What was Maddux's alibi? His fastball clocked in a 89. His pitch location was unteachable (don't care what the Tom Emanskis of the world say, you cannot teach his location skills). His pitches were more moving than a Nicholas Sparks novel. He didn't just induce ground-balls and fly outs. He earned them the hard way as well, ranking 10th on the all-time strikeout list with 3,371. He perfected the efficiency model. It was a running joke among me and my buddies growing up that if Maddux was starting, then you only had to allot two hours of game time. If there was anything that needed to be done, get it done before the game because a quick store run could cost you seven innings. It was great and to me, unfathomable.

It is said that we are always attracted to the things that we don't understand, and figuring out Maddux is something I have yet to do. It is something that I don't think I will do. It is something I don't think I want to do.

Which is why his legacy will never be lost on me.

Thursday, December 4, 2008

The price of the bricks went up...

so why is a first grader robbing his fellow students for a dollar?

By the way, that won't be the last time you "hear" me use the title of this post.


Wednesday, December 3, 2008

When Class Cutting Goes Wrong

In a strange attempt at humor by the US News and World Reports, a list of the top ten signs of too much class cutting was published today. This provoked much reminiscence. Why? I thought you’d never ask.

It was Economics 2101: Microeconomics. It took place in a huge, auditorium style classroom that left it open for the laggards in the classroom to hold regular-toned conversations in the back of the room and not interrupt the teacher. I was a laggard. If is easy to hold outdoor-toned conversations in the back of the classroom, it is even easier to rack up some absences.

So I skipped one class. Then two. Then the days got downright sequential, to the point where I didn’t even consider it an actual class; it was more of an option.

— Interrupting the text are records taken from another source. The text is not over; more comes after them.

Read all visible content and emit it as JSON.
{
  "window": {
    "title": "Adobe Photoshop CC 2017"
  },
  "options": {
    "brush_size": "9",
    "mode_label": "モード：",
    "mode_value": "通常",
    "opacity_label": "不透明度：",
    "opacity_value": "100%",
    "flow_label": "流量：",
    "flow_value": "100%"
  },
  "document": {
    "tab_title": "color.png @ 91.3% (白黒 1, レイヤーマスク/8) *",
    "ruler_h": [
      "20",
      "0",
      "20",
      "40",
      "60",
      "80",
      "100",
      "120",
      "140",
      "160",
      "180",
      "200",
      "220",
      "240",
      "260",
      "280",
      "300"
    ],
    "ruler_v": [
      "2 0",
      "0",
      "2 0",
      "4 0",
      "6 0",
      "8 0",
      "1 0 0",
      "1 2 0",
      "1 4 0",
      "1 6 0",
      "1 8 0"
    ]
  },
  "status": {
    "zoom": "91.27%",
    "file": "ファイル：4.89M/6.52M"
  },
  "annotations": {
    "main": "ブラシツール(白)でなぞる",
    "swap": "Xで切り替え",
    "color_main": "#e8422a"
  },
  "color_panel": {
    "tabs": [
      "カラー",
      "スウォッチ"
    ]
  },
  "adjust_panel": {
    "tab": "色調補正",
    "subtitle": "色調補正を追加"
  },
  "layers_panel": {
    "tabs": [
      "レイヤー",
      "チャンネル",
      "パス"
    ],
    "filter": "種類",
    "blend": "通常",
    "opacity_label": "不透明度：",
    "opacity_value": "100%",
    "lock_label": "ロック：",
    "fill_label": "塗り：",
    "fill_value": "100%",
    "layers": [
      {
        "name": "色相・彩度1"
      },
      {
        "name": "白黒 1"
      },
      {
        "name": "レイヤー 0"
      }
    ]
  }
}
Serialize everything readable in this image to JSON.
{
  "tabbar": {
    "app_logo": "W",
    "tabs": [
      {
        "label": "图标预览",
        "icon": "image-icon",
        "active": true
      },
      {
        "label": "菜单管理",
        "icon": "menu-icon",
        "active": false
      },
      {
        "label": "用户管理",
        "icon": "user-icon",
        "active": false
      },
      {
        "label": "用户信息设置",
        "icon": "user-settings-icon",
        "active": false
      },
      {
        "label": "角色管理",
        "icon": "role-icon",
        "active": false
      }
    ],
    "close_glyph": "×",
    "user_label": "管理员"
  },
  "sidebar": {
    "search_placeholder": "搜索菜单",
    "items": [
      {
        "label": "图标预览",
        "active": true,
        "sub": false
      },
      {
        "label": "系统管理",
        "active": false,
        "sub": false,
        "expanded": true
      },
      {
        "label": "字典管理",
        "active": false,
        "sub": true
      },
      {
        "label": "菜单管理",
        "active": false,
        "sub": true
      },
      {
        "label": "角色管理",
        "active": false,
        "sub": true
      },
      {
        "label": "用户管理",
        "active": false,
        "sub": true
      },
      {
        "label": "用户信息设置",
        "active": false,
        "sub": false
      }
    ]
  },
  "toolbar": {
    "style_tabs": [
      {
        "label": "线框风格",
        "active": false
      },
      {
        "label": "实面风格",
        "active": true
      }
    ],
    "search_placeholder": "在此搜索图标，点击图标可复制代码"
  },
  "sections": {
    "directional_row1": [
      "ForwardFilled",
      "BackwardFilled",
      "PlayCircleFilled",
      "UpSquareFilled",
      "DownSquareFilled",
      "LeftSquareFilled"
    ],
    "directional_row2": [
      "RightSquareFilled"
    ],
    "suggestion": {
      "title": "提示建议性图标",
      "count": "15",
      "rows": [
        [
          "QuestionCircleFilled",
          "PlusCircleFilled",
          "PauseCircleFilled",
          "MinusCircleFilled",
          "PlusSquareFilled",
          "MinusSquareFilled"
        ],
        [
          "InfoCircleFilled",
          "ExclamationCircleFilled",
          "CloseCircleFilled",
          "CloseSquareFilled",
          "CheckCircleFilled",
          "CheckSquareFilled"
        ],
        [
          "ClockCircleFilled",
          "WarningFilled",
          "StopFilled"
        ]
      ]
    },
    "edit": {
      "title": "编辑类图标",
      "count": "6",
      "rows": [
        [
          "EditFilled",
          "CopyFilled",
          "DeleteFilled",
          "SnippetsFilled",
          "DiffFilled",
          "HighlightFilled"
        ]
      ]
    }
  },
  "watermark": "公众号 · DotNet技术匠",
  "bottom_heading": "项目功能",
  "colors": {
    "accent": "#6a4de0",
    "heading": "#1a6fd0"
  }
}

One day, while missing another day of Adam Smith’s theories, I texted a friend of mine who was in the same class. A fellow laggard.

“Wassup man, you in class today?”

“Yeah…what’s going on?”

“That’s wassup… do you know when the next test is?”

Ten minutes later…

“Taking the test now.”

Ouch. A midterm test. That was my academic rock bottom. I was cutting class so much that I disregarded a mid-term test. It was a shameful as well as seminal moment for me: that test cemented my repeat status in Economics 2101, thus instilling in me a deep and intricate understanding of the economy now.

(Raises eyebrows, cringes lips and looks off to the side).